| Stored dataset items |
+++++

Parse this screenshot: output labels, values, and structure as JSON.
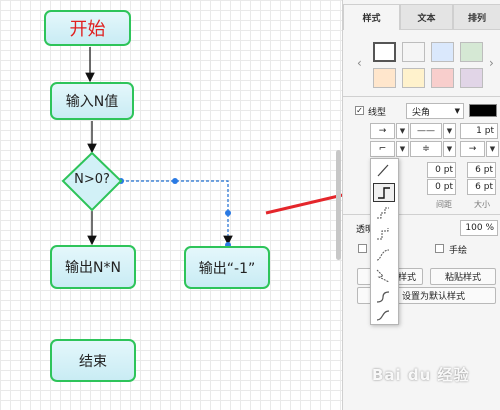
{
  "canvas": {
    "nodes": {
      "start": "开始",
      "input": "输入N值",
      "condition": "N>0?",
      "output_n": "输出N*N",
      "output_neg": "输出“-1”",
      "end": "结束"
    }
  },
  "panel": {
    "tabs": [
      "样式",
      "文本",
      "排列"
    ],
    "swatch_colors": [
      "#ffffff",
      "#f5f5f5",
      "#dae8fc",
      "#d5e8d4",
      "#ffe6cc",
      "#fff2cc",
      "#f8cecc",
      "#e1d5e7"
    ],
    "line": {
      "label": "线型",
      "checked": true,
      "style_value": "尖角",
      "color": "#000000",
      "width": "1 pt"
    },
    "spacing": {
      "values": [
        "0 pt",
        "6 pt",
        "0 pt",
        "6 pt"
      ],
      "spacing_label": "间距",
      "size_label": "大小"
    },
    "opacity": {
      "label": "透明",
      "value": "100 %"
    },
    "sketch_label": "手绘",
    "buttons": {
      "copy_style": "样式",
      "paste_style": "粘贴样式",
      "set_default": "设置为默认样式"
    }
  },
  "watermark": "Bai du 经验"
}
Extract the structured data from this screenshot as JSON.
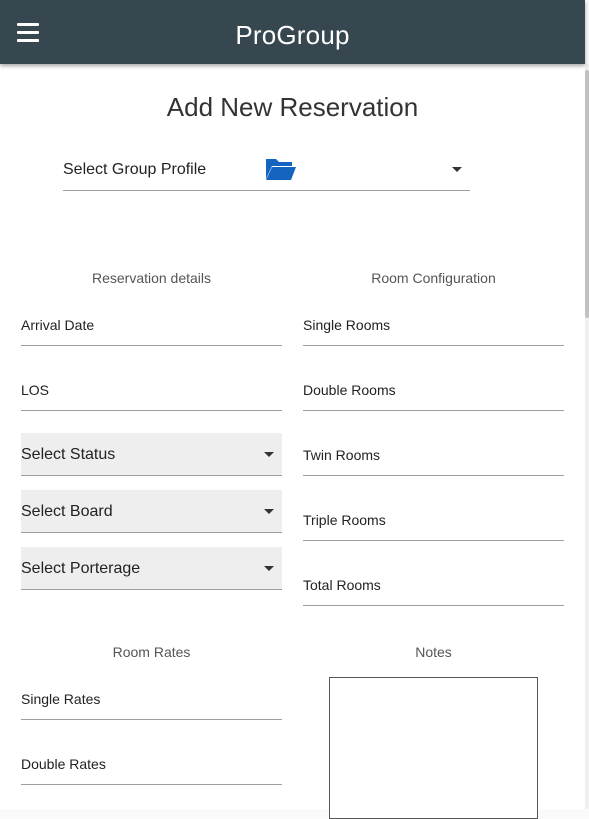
{
  "app": {
    "title": "ProGroup"
  },
  "page": {
    "title": "Add New Reservation"
  },
  "group_profile": {
    "label": "Select Group Profile"
  },
  "reservation_details": {
    "heading": "Reservation details",
    "arrival_date": "Arrival Date",
    "los": "LOS",
    "status": "Select Status",
    "board": "Select Board",
    "porterage": "Select Porterage"
  },
  "room_configuration": {
    "heading": "Room Configuration",
    "single": "Single Rooms",
    "double": "Double Rooms",
    "twin": "Twin Rooms",
    "triple": "Triple Rooms",
    "total": "Total Rooms"
  },
  "room_rates": {
    "heading": "Room Rates",
    "single": "Single Rates",
    "double": "Double Rates"
  },
  "notes": {
    "heading": "Notes",
    "value": ""
  },
  "icons": {
    "menu": "hamburger-menu-icon",
    "folder": "folder-open-icon",
    "dropdown": "caret-down-icon"
  },
  "colors": {
    "topbar": "#37474f",
    "folder": "#1565c0",
    "select_bg": "#eeeeee"
  }
}
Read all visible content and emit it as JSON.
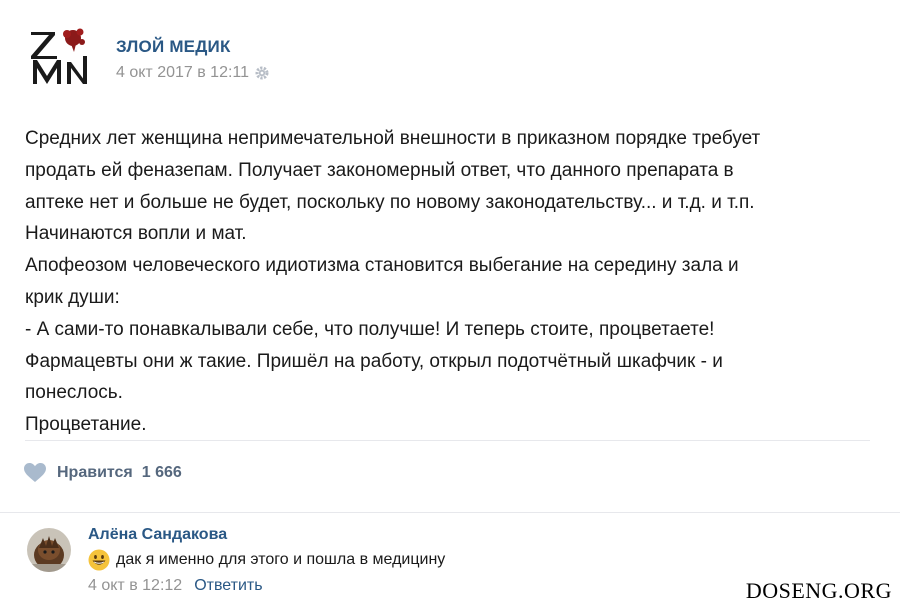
{
  "post": {
    "author": "ЗЛОЙ МЕДИК",
    "date": "4 окт 2017 в 12:11",
    "lines": [
      "Средних лет женщина непримечательной внешности в приказном порядке требует",
      "продать ей феназепам. Получает закономерный ответ, что данного препарата в",
      "аптеке нет и больше не будет, поскольку по новому законодательству... и т.д. и т.п.",
      "Начинаются вопли и мат.",
      "Апофеозом человеческого идиотизма становится выбегание на середину зала и",
      "крик души:",
      "- А сами-то понавкалывали себе, что получше! И теперь стоите, процветаете!",
      "Фармацевты они ж такие. Пришёл на работу, открыл подотчётный шкафчик - и",
      "понеслось.",
      "Процветание."
    ],
    "like_label": "Нравится",
    "like_count": "1 666"
  },
  "comment": {
    "author": "Алёна Сандакова",
    "text": "дак я именно для этого и пошла в медицину",
    "date": "4 окт в 12:12",
    "reply_label": "Ответить"
  },
  "watermark": "DOSENG.ORG",
  "icons": {
    "logo": "zm-logo-icon",
    "settings": "gear-icon",
    "like": "heart-icon",
    "emoji": "smile-emoji-icon"
  },
  "colors": {
    "link": "#2a5885",
    "meta": "#939393",
    "like": "#55677d"
  }
}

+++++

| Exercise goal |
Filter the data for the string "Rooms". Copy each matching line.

| Solution for this exercise |
    "single": "Single Rooms",
    "double": "Double Rooms",
    "twin": "Twin Rooms",
    "triple": "Triple Rooms",
    "total": "Total Rooms"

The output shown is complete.